And Brody's also feeling played by the CIA, forced to continuously confront Roya about things she can't or won't ever tell him, and then there's that whole thing with Mike telling Brody's wife that her husband killed Tom Walker. Isn't the CIA supposed to have his back? They may not, but Carrie does, as exemplified by their make-out session in the woods, which felt sloppy on many levels, nevermind all that tongue. It seems like a way for the writers to continue an affair that no longer feels necessary, and it's such a silly plot device to have Carrie just show up in the woods at some old white dude's party.
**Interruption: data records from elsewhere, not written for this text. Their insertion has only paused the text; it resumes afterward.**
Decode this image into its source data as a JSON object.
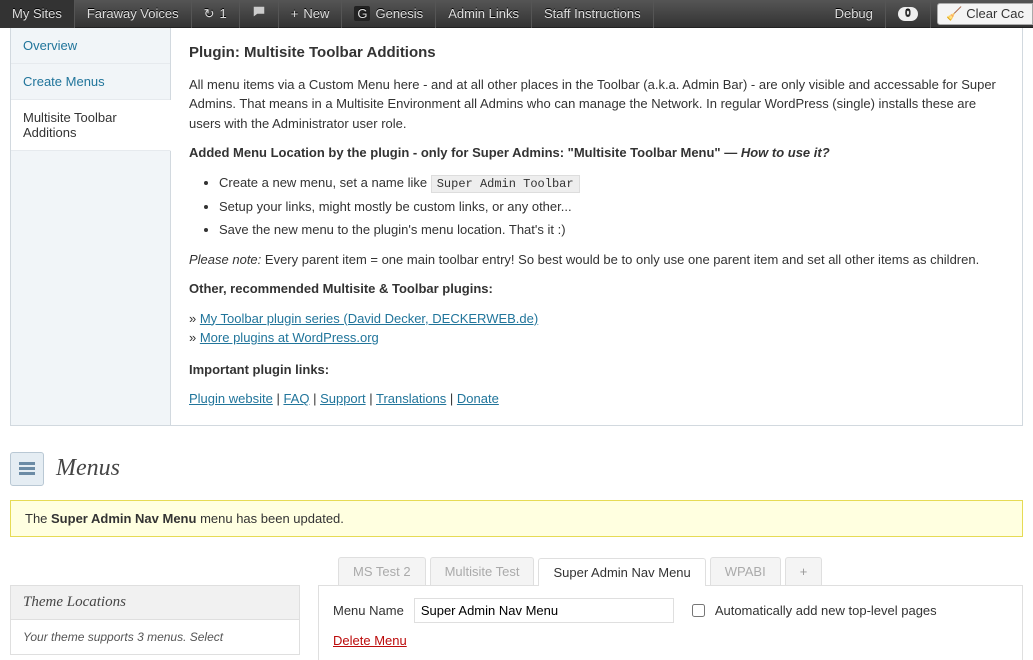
{
  "admin_bar": {
    "my_sites": "My Sites",
    "site_name": "Faraway Voices",
    "updates": "1",
    "new": "New",
    "genesis": "Genesis",
    "admin_links": "Admin Links",
    "staff_instructions": "Staff Instructions",
    "debug": "Debug",
    "debug_count": "0",
    "clear_cache": "Clear Cac"
  },
  "help_tabs": {
    "overview": "Overview",
    "create_menus": "Create Menus",
    "multisite_toolbar": "Multisite Toolbar Additions"
  },
  "help": {
    "title": "Plugin: Multisite Toolbar Additions",
    "intro": "All menu items via a Custom Menu here - and at all other places in the Toolbar (a.k.a. Admin Bar) - are only visible and accessable for Super Admins. That means in a Multisite Environment all Admins who can manage the Network. In regular WordPress (single) installs these are users with the Administrator user role.",
    "added_loc_prefix": "Added Menu Location by the plugin - only for Super Admins: \"Multisite Toolbar Menu\" — ",
    "added_loc_em": "How to use it?",
    "li1_prefix": "Create a new menu, set a name like ",
    "li1_code": "Super Admin Toolbar",
    "li2": "Setup your links, might mostly be custom links, or any other...",
    "li3": "Save the new menu to the plugin's menu location. That's it :)",
    "note_em": "Please note:",
    "note_rest": " Every parent item = one main toolbar entry! So best would be to only use one parent item and set all other items as children.",
    "other_h": "Other, recommended Multisite & Toolbar plugins:",
    "raquo": "» ",
    "series_link": "My Toolbar plugin series (David Decker, DECKERWEB.de)",
    "more_link": "More plugins at WordPress.org",
    "important_h": "Important plugin links:",
    "l_website": "Plugin website",
    "l_faq": "FAQ",
    "l_support": "Support",
    "l_translations": "Translations",
    "l_donate": "Donate",
    "sep": " | "
  },
  "page": {
    "heading": "Menus",
    "notice_prefix": "The ",
    "notice_strong": "Super Admin Nav Menu",
    "notice_suffix": " menu has been updated."
  },
  "theme_loc": {
    "title": "Theme Locations",
    "desc": "Your theme supports 3 menus. Select"
  },
  "tabs": {
    "t1": "MS Test 2",
    "t2": "Multisite Test",
    "t3": "Super Admin Nav Menu",
    "t4": "WPABI",
    "add": "+"
  },
  "menu_edit": {
    "name_label": "Menu Name",
    "name_value": "Super Admin Nav Menu",
    "auto_add": "Automatically add new top-level pages",
    "delete": "Delete Menu"
  }
}
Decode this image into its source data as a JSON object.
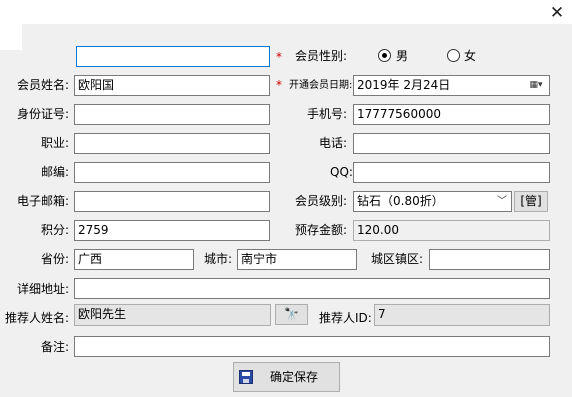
{
  "window": {
    "close_glyph": "✕"
  },
  "form": {
    "gender_label": "会员性别:",
    "gender_male": "男",
    "gender_female": "女",
    "name_label": "会员姓名:",
    "name_value": "欧阳国",
    "open_date_label": "开通会员日期:",
    "open_date_value": "2019年  2月24日",
    "id_label": "身份证号:",
    "phone_label": "手机号:",
    "phone_value": "17777560000",
    "job_label": "职业:",
    "tel_label": "电话:",
    "zip_label": "邮编:",
    "qq_label": "QQ:",
    "email_label": "电子邮箱:",
    "level_label": "会员级别:",
    "level_value": "钻石（0.80折）",
    "manage_button": "[管]",
    "points_label": "积分:",
    "points_value": "2759",
    "deposit_label": "预存金额:",
    "deposit_value": "120.00",
    "province_label": "省份:",
    "province_value": "广西",
    "city_label": "城市:",
    "city_value": "南宁市",
    "district_label": "城区镇区:",
    "address_label": "详细地址:",
    "referrer_label": "推荐人姓名:",
    "referrer_value": "欧阳先生",
    "referrer_id_label": "推荐人ID:",
    "referrer_id_value": "7",
    "note_label": "备注:",
    "save_button": "确定保存",
    "required_mark": "*"
  },
  "icons": {
    "calendar": "calendar-icon",
    "binoculars": "binoculars-icon",
    "save": "floppy-disk-icon"
  }
}
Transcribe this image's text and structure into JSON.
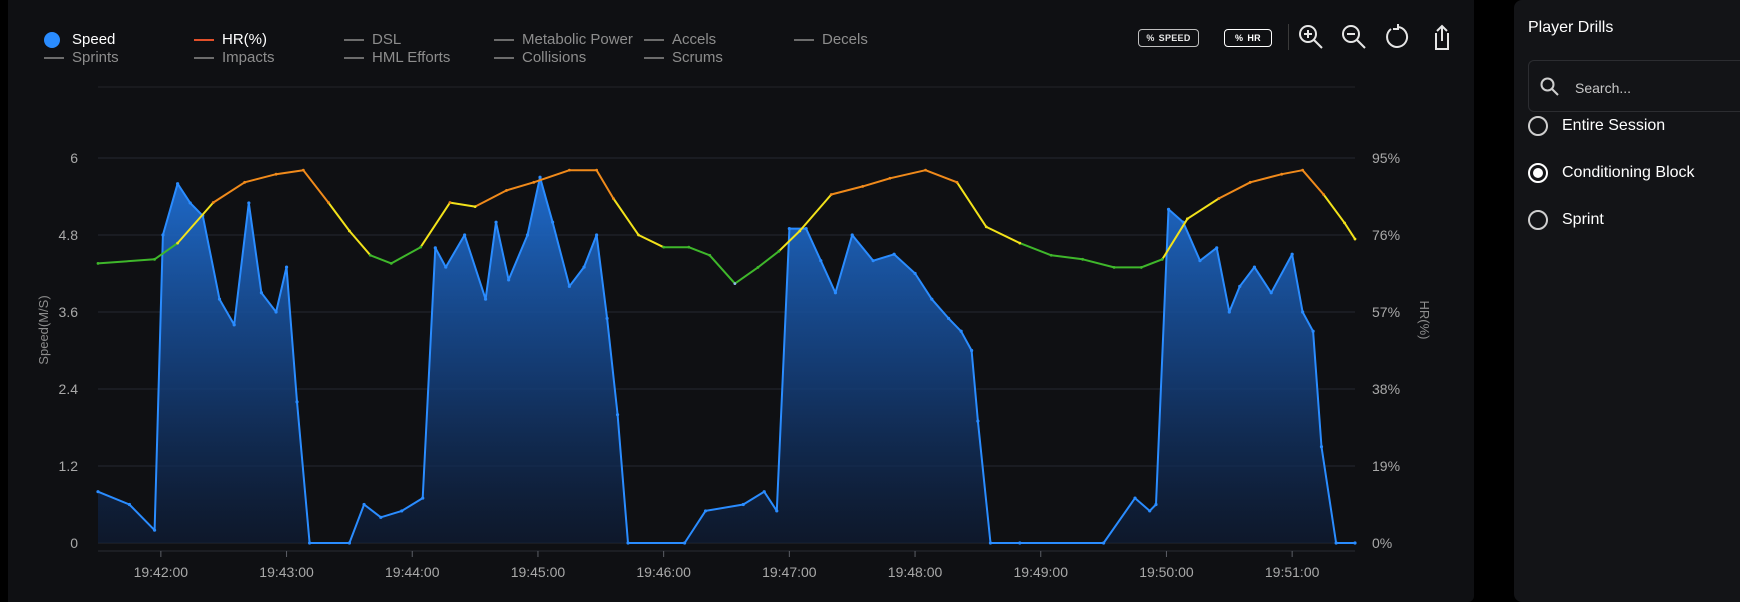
{
  "legend": [
    {
      "label": "Speed",
      "active": true,
      "type": "dot"
    },
    {
      "label": "HR(%)",
      "active": true,
      "type": "line"
    },
    {
      "label": "DSL",
      "active": false,
      "type": "line"
    },
    {
      "label": "Metabolic Power",
      "active": false,
      "type": "line"
    },
    {
      "label": "Accels",
      "active": false,
      "type": "line"
    },
    {
      "label": "Decels",
      "active": false,
      "type": "line"
    },
    {
      "label": "Sprints",
      "active": false,
      "type": "line"
    },
    {
      "label": "Impacts",
      "active": false,
      "type": "line"
    },
    {
      "label": "HML Efforts",
      "active": false,
      "type": "line"
    },
    {
      "label": "Collisions",
      "active": false,
      "type": "line"
    },
    {
      "label": "Scrums",
      "active": false,
      "type": "line"
    }
  ],
  "toolbar": {
    "speed_pill": "SPEED",
    "hr_pill": "HR",
    "tools": [
      "zoom-in-icon",
      "zoom-out-icon",
      "reset-icon",
      "share-icon"
    ]
  },
  "colors": {
    "speed": "#2a8cff",
    "hr_low": "#3fb72b",
    "hr_mid": "#f2e21a",
    "hr_high": "#f08a1b",
    "hr_min": "#8fb9e8",
    "hr_legend": "#e2502a"
  },
  "chart_data": {
    "type": "area",
    "xlabel": "",
    "ylabel": "Speed(M/S)",
    "y2label": "HR(%)",
    "ylim": [
      0,
      6
    ],
    "yticks": [
      "0",
      "1.2",
      "2.4",
      "3.6",
      "4.8",
      "6"
    ],
    "y2ticks": [
      "0%",
      "19%",
      "38%",
      "57%",
      "76%",
      "95%"
    ],
    "xlim": [
      "19:41:30",
      "19:51:30"
    ],
    "xticks": [
      "19:42:00",
      "19:43:00",
      "19:44:00",
      "19:45:00",
      "19:46:00",
      "19:47:00",
      "19:48:00",
      "19:49:00",
      "19:50:00",
      "19:51:00"
    ],
    "grid": true,
    "series": [
      {
        "name": "Speed",
        "x": [
          "19:41:30",
          "19:41:45",
          "19:41:57",
          "19:42:01",
          "19:42:08",
          "19:42:14",
          "19:42:20",
          "19:42:28",
          "19:42:35",
          "19:42:42",
          "19:42:48",
          "19:42:55",
          "19:43:00",
          "19:43:05",
          "19:43:11",
          "19:43:30",
          "19:43:37",
          "19:43:45",
          "19:43:55",
          "19:44:05",
          "19:44:11",
          "19:44:16",
          "19:44:25",
          "19:44:35",
          "19:44:40",
          "19:44:46",
          "19:44:55",
          "19:45:01",
          "19:45:07",
          "19:45:15",
          "19:45:22",
          "19:45:28",
          "19:45:33",
          "19:45:38",
          "19:45:43",
          "19:46:10",
          "19:46:20",
          "19:46:38",
          "19:46:48",
          "19:46:54",
          "19:47:00",
          "19:47:08",
          "19:47:15",
          "19:47:22",
          "19:47:30",
          "19:47:40",
          "19:47:50",
          "19:48:00",
          "19:48:08",
          "19:48:16",
          "19:48:22",
          "19:48:27",
          "19:48:30",
          "19:48:36",
          "19:48:50",
          "19:49:30",
          "19:49:45",
          "19:49:52",
          "19:49:55",
          "19:50:01",
          "19:50:08",
          "19:50:16",
          "19:50:24",
          "19:50:30",
          "19:50:35",
          "19:50:42",
          "19:50:50",
          "19:51:00",
          "19:51:05",
          "19:51:10",
          "19:51:14",
          "19:51:21",
          "19:51:30"
        ],
        "values": [
          0.8,
          0.6,
          0.2,
          4.8,
          5.6,
          5.3,
          5.1,
          3.8,
          3.4,
          5.3,
          3.9,
          3.6,
          4.3,
          2.2,
          0,
          0,
          0.6,
          0.4,
          0.5,
          0.7,
          4.6,
          4.3,
          4.8,
          3.8,
          5.0,
          4.1,
          4.8,
          5.7,
          5.0,
          4.0,
          4.3,
          4.8,
          3.5,
          2.0,
          0,
          0,
          0.5,
          0.6,
          0.8,
          0.5,
          4.9,
          4.9,
          4.4,
          3.9,
          4.8,
          4.4,
          4.5,
          4.2,
          3.8,
          3.5,
          3.3,
          3.0,
          1.9,
          0,
          0,
          0,
          0.7,
          0.5,
          0.6,
          5.2,
          5.0,
          4.4,
          4.6,
          3.6,
          4.0,
          4.3,
          3.9,
          4.5,
          3.6,
          3.3,
          1.5,
          0,
          0
        ]
      },
      {
        "name": "HR(%)",
        "x": [
          "19:41:30",
          "19:41:57",
          "19:42:08",
          "19:42:25",
          "19:42:40",
          "19:42:55",
          "19:43:08",
          "19:43:20",
          "19:43:30",
          "19:43:40",
          "19:43:50",
          "19:44:04",
          "19:44:18",
          "19:44:30",
          "19:44:45",
          "19:44:58",
          "19:45:15",
          "19:45:28",
          "19:45:36",
          "19:45:48",
          "19:46:00",
          "19:46:12",
          "19:46:22",
          "19:46:34",
          "19:46:45",
          "19:46:55",
          "19:47:05",
          "19:47:20",
          "19:47:35",
          "19:47:48",
          "19:48:05",
          "19:48:20",
          "19:48:34",
          "19:48:50",
          "19:49:05",
          "19:49:20",
          "19:49:35",
          "19:49:48",
          "19:49:58",
          "19:50:10",
          "19:50:25",
          "19:50:40",
          "19:50:55",
          "19:51:05",
          "19:51:15",
          "19:51:25",
          "19:51:30"
        ],
        "values": [
          69,
          70,
          74,
          84,
          89,
          91,
          92,
          84,
          77,
          71,
          69,
          73,
          84,
          83,
          87,
          89,
          92,
          92,
          85,
          76,
          73,
          73,
          71,
          64,
          68,
          72,
          77,
          86,
          88,
          90,
          92,
          89,
          78,
          74,
          71,
          70,
          68,
          68,
          70,
          80,
          85,
          89,
          91,
          92,
          86,
          79,
          75
        ]
      }
    ]
  },
  "sidebar": {
    "title": "Player Drills",
    "search_placeholder": "Search...",
    "drills": [
      {
        "label": "Entire Session",
        "selected": false
      },
      {
        "label": "Conditioning Block",
        "selected": true
      },
      {
        "label": "Sprint",
        "selected": false
      }
    ]
  }
}
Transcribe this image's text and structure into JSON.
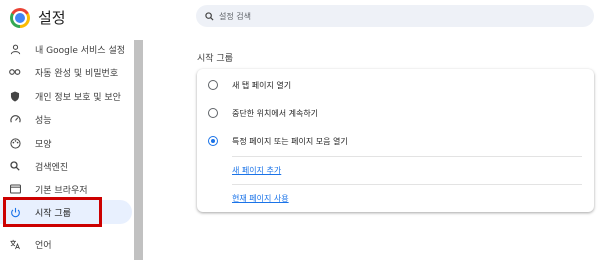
{
  "app": {
    "title": "설정"
  },
  "search": {
    "placeholder": "설정 검색"
  },
  "sidebar": {
    "items": [
      {
        "label": "내 Google 서비스 설정",
        "icon": "person-icon"
      },
      {
        "label": "자동 완성 및 비밀번호",
        "icon": "key-icon"
      },
      {
        "label": "개인 정보 보호 및 보안",
        "icon": "shield-icon"
      },
      {
        "label": "성능",
        "icon": "speedometer-icon"
      },
      {
        "label": "모양",
        "icon": "palette-icon"
      },
      {
        "label": "검색엔진",
        "icon": "search-icon"
      },
      {
        "label": "기본 브라우저",
        "icon": "browser-icon"
      },
      {
        "label": "시작 그룹",
        "icon": "power-icon",
        "active": true
      },
      {
        "label": "언어",
        "icon": "translate-icon"
      }
    ]
  },
  "main": {
    "section_title": "시작 그룹",
    "options": [
      {
        "label": "새 탭 페이지 열기",
        "checked": false
      },
      {
        "label": "중단한 위치에서 계속하기",
        "checked": false
      },
      {
        "label": "특정 페이지 또는 페이지 모음 열기",
        "checked": true
      }
    ],
    "links": {
      "add_page": "새 페이지 추가",
      "use_current": "현재 페이지 사용"
    }
  },
  "colors": {
    "accent": "#1a73e8",
    "highlight": "#cc0000",
    "active_bg": "#e8f0fe"
  }
}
But they needed to keep Brody at that house because he needed to know about Dana's hit and run, and he needed to have the conversation with Rex, and it just feels like they were cramming so much in this week.
What did work for me, aside from the Saul and Aileen plot, is the moment when Brody, finally alone, strips down to his trunks and goes for the swim he wanted to take earlier but couldn't because of that air-headed woman staring at his scars. Brody jumps into the pool and finally feels relief, free from prying eyes, free from the demands of everyone he knows -- no wife, no kids, no CIA, no Walden, no Roya, et al. It's a moment that calls to mind the scene from last season's 'Breaking Bad,' where Skylar jumps into the pool just to have some damn peace and quiet, finding an escape from the claustrophobic criminal nightmare her life has become and the husband she no longer recognizes as anything but a monster. The scene here with Brody is very much the same thematically and visually, and it's one of the more refined moments in "The Clearing," which is unfortunately bloated with soapy theatrics and dialogue and stuff that doesn't really feel urgent or compelling -- especially compared to the last few episodes.
And that suspenseful score over the final scene where Carrie tells Dana and Brody that they can't go to the police about the hit and run? Probably the worst moment this week. Not only is it incredibly hard to believe that going to the local cops about his daughter's hit and run accident and involuntary manslaughter will have any effect on the ongoing CIA investigation (the stuff with hurting his political career I can buy), but the music is so jarringly mismatched with the tone of the scene, as if it's trying to make us believe it's more intense and suspenseful than it is -- and it's just not very suspenseful.
"The Clearing" is a small misstep, much like Brody's adventure in the woods with the tailor, but one that I've no doubt will be righted by next week.